Shannon said she has been screamed at by protestors while volunteering as an escort. 

“I’ve had antis tell me where I live, they know my address," she said. "They’ve said things about my teaching, they talk about me being a teacher. They know things about us — they have files on us, essentially." 

Saavedra Forero said Shannon will step in when she sees volunteers need more support — she lets them know they are loved and welcome, and that they should prioritize themselves too. 

It's really rewarding to see volunteers who were unsure about their position as escorts become more confident in themselves, Shannon said.

"I absolutely can feel like I can step away and we've got this phenomenal group that can take over," she said. 

Hoffpauir said that, although abortion clinic escorts are people from different careers and backgrounds, they are united in their belief in access to health care without judgment and harassment. 

@lucymarques_

@DTHCityState | city@dailytarheel.com 




Lucy Marques

Lucy Marques is a 2023-24 assistant city & state editor at The Daily Tar Heel.
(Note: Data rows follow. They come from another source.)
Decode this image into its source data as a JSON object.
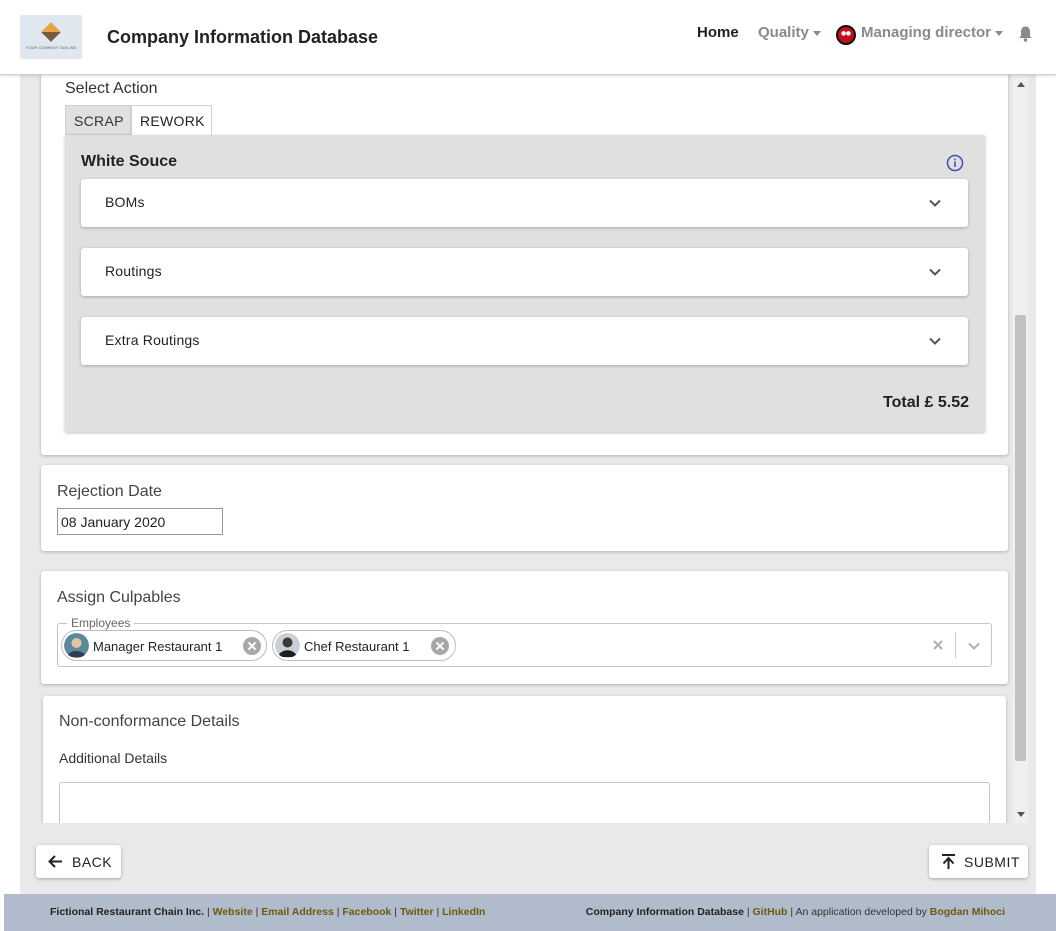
{
  "header": {
    "app_title": "Company Information Database",
    "logo_text": "YOUR COMPANY TAGLINE",
    "nav_home": "Home",
    "nav_quality": "Quality",
    "nav_user": "Managing director"
  },
  "action": {
    "label": "Select Action",
    "tabs": [
      "SCRAP",
      "REWORK"
    ],
    "recipe_title": "White Souce",
    "accordions": [
      "BOMs",
      "Routings",
      "Extra Routings"
    ],
    "total": "Total £ 5.52"
  },
  "rejection": {
    "label": "Rejection Date",
    "date_value": "08 January 2020"
  },
  "culpables": {
    "label": "Assign Culpables",
    "field_label": "Employees",
    "chips": [
      "Manager Restaurant 1",
      "Chef Restaurant 1"
    ]
  },
  "nonconformance": {
    "title": "Non-conformance Details",
    "sub_label": "Additional Details"
  },
  "buttons": {
    "back": "BACK",
    "submit": "SUBMIT"
  },
  "footer": {
    "company": "Fictional Restaurant Chain Inc.",
    "left_links": [
      "Website",
      "Email Address",
      "Facebook",
      "Twitter",
      "LinkedIn"
    ],
    "app_name": "Company Information Database",
    "github": "GitHub",
    "developed_by": "An application developed by",
    "author": "Bogdan Mihoci"
  }
}
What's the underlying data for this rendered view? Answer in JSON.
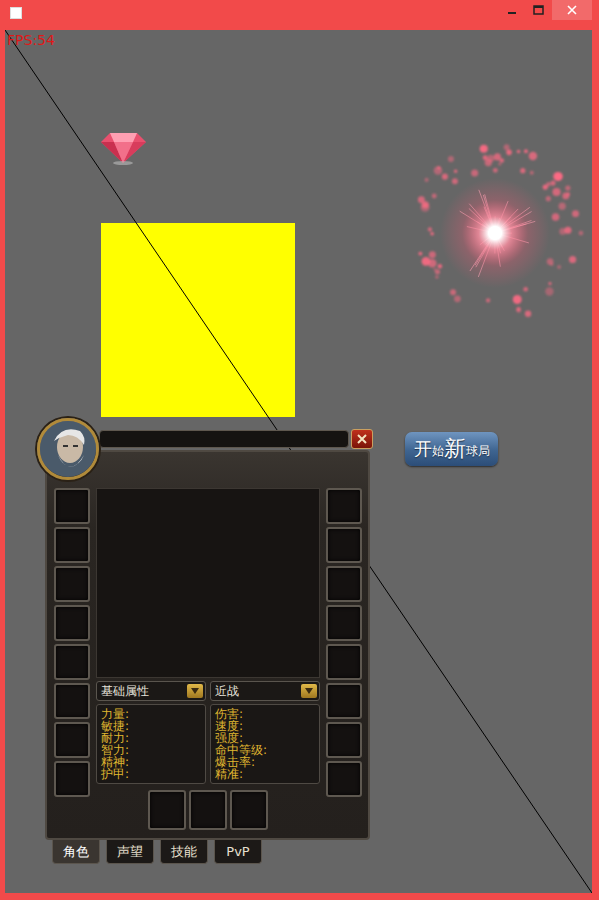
{
  "fps": "FPS:54",
  "button": {
    "segments": [
      {
        "text": "开",
        "kind": "large"
      },
      {
        "text": "始",
        "kind": "small"
      },
      {
        "text": "新",
        "kind": "xlarge"
      },
      {
        "text": "球局",
        "kind": "small"
      }
    ]
  },
  "character_panel": {
    "dropdowns": [
      {
        "label": "基础属性"
      },
      {
        "label": "近战"
      }
    ],
    "stat_groups": [
      {
        "stats": [
          "力量:",
          "敏捷:",
          "耐力:",
          "智力:",
          "精神:",
          "护甲:"
        ]
      },
      {
        "stats": [
          "伤害:",
          "速度:",
          "强度:",
          "命中等级:",
          "爆击率:",
          "精准:"
        ]
      }
    ],
    "tabs": [
      {
        "label": "角色",
        "selected": true
      },
      {
        "label": "声望",
        "selected": false
      },
      {
        "label": "技能",
        "selected": false
      },
      {
        "label": "PvP",
        "selected": false
      }
    ]
  }
}
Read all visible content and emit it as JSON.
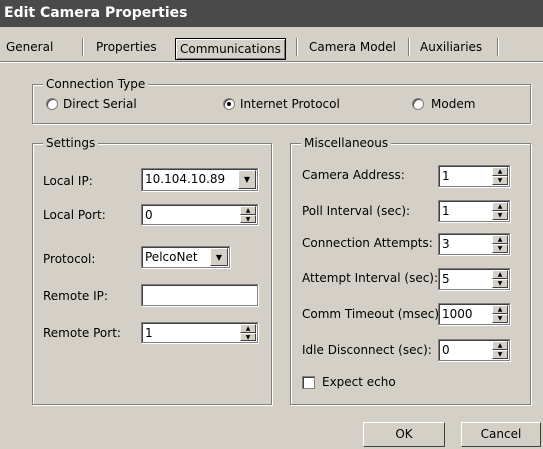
{
  "window": {
    "title": "Edit Camera Properties"
  },
  "tabs": [
    "General",
    "Properties",
    "Communications",
    "Camera Model",
    "Auxiliaries"
  ],
  "connection": {
    "legend": "Connection Type",
    "options": [
      "Direct Serial",
      "Internet Protocol",
      "Modem"
    ],
    "selected": "Internet Protocol"
  },
  "settings": {
    "legend": "Settings",
    "local_ip_label": "Local IP:",
    "local_ip_value": "10.104.10.89",
    "local_port_label": "Local Port:",
    "local_port_value": "0",
    "protocol_label": "Protocol:",
    "protocol_value": "PelcoNet",
    "remote_ip_label": "Remote IP:",
    "remote_ip_value": "",
    "remote_port_label": "Remote Port:",
    "remote_port_value": "1"
  },
  "misc": {
    "legend": "Miscellaneous",
    "camera_address_label": "Camera Address:",
    "camera_address_value": "1",
    "poll_interval_label": "Poll Interval (sec):",
    "poll_interval_value": "1",
    "connection_attempts_label": "Connection Attempts:",
    "connection_attempts_value": "3",
    "attempt_interval_label": "Attempt Interval (sec):",
    "attempt_interval_value": "5",
    "comm_timeout_label": "Comm Timeout (msec):",
    "comm_timeout_value": "1000",
    "idle_disconnect_label": "Idle Disconnect (sec):",
    "idle_disconnect_value": "0",
    "expect_echo_label": "Expect echo",
    "expect_echo_checked": false
  },
  "buttons": {
    "ok": "OK",
    "cancel": "Cancel"
  }
}
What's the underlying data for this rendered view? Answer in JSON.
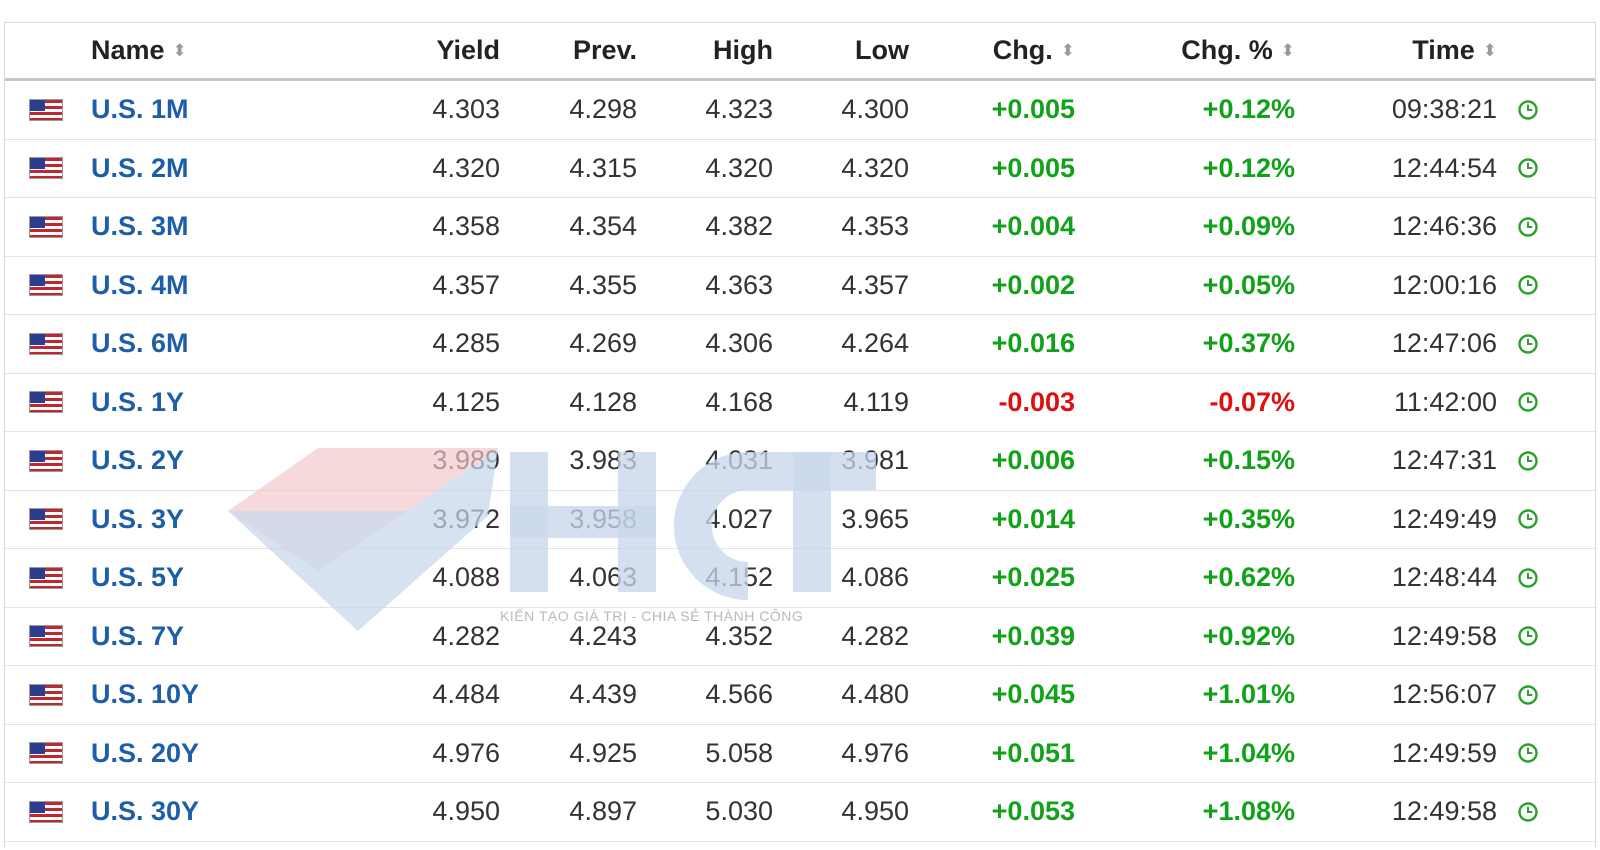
{
  "header": {
    "name": "Name",
    "yield": "Yield",
    "prev": "Prev.",
    "high": "High",
    "low": "Low",
    "chg": "Chg.",
    "chg_pct": "Chg. %",
    "time": "Time"
  },
  "rows": [
    {
      "name": "U.S. 1M",
      "yield": "4.303",
      "prev": "4.298",
      "high": "4.323",
      "low": "4.300",
      "chg": "+0.005",
      "chg_pct": "+0.12%",
      "time": "09:38:21"
    },
    {
      "name": "U.S. 2M",
      "yield": "4.320",
      "prev": "4.315",
      "high": "4.320",
      "low": "4.320",
      "chg": "+0.005",
      "chg_pct": "+0.12%",
      "time": "12:44:54"
    },
    {
      "name": "U.S. 3M",
      "yield": "4.358",
      "prev": "4.354",
      "high": "4.382",
      "low": "4.353",
      "chg": "+0.004",
      "chg_pct": "+0.09%",
      "time": "12:46:36"
    },
    {
      "name": "U.S. 4M",
      "yield": "4.357",
      "prev": "4.355",
      "high": "4.363",
      "low": "4.357",
      "chg": "+0.002",
      "chg_pct": "+0.05%",
      "time": "12:00:16"
    },
    {
      "name": "U.S. 6M",
      "yield": "4.285",
      "prev": "4.269",
      "high": "4.306",
      "low": "4.264",
      "chg": "+0.016",
      "chg_pct": "+0.37%",
      "time": "12:47:06"
    },
    {
      "name": "U.S. 1Y",
      "yield": "4.125",
      "prev": "4.128",
      "high": "4.168",
      "low": "4.119",
      "chg": "-0.003",
      "chg_pct": "-0.07%",
      "time": "11:42:00"
    },
    {
      "name": "U.S. 2Y",
      "yield": "3.989",
      "prev": "3.983",
      "high": "4.031",
      "low": "3.981",
      "chg": "+0.006",
      "chg_pct": "+0.15%",
      "time": "12:47:31"
    },
    {
      "name": "U.S. 3Y",
      "yield": "3.972",
      "prev": "3.958",
      "high": "4.027",
      "low": "3.965",
      "chg": "+0.014",
      "chg_pct": "+0.35%",
      "time": "12:49:49"
    },
    {
      "name": "U.S. 5Y",
      "yield": "4.088",
      "prev": "4.063",
      "high": "4.152",
      "low": "4.086",
      "chg": "+0.025",
      "chg_pct": "+0.62%",
      "time": "12:48:44"
    },
    {
      "name": "U.S. 7Y",
      "yield": "4.282",
      "prev": "4.243",
      "high": "4.352",
      "low": "4.282",
      "chg": "+0.039",
      "chg_pct": "+0.92%",
      "time": "12:49:58"
    },
    {
      "name": "U.S. 10Y",
      "yield": "4.484",
      "prev": "4.439",
      "high": "4.566",
      "low": "4.480",
      "chg": "+0.045",
      "chg_pct": "+1.01%",
      "time": "12:56:07"
    },
    {
      "name": "U.S. 20Y",
      "yield": "4.976",
      "prev": "4.925",
      "high": "5.058",
      "low": "4.976",
      "chg": "+0.051",
      "chg_pct": "+1.04%",
      "time": "12:49:59"
    },
    {
      "name": "U.S. 30Y",
      "yield": "4.950",
      "prev": "4.897",
      "high": "5.030",
      "low": "4.950",
      "chg": "+0.053",
      "chg_pct": "+1.08%",
      "time": "12:49:58"
    }
  ],
  "icons": {
    "flag": "us-flag-icon",
    "time": "clock-icon",
    "sort": "sort-icon"
  },
  "colors": {
    "name_link": "#1d5ea8",
    "positive": "#11a21a",
    "negative": "#e00e0e",
    "clock": "#2e9e2e"
  },
  "watermark": {
    "logo_text": "HCT",
    "tagline": "KIẾN TẠO GIÁ TRỊ - CHIA SẺ THÀNH CÔNG"
  }
}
She was previously a city & state senior writer. Lucy is a junior pursuing a double major in political science and Hispanic literatures and cultures.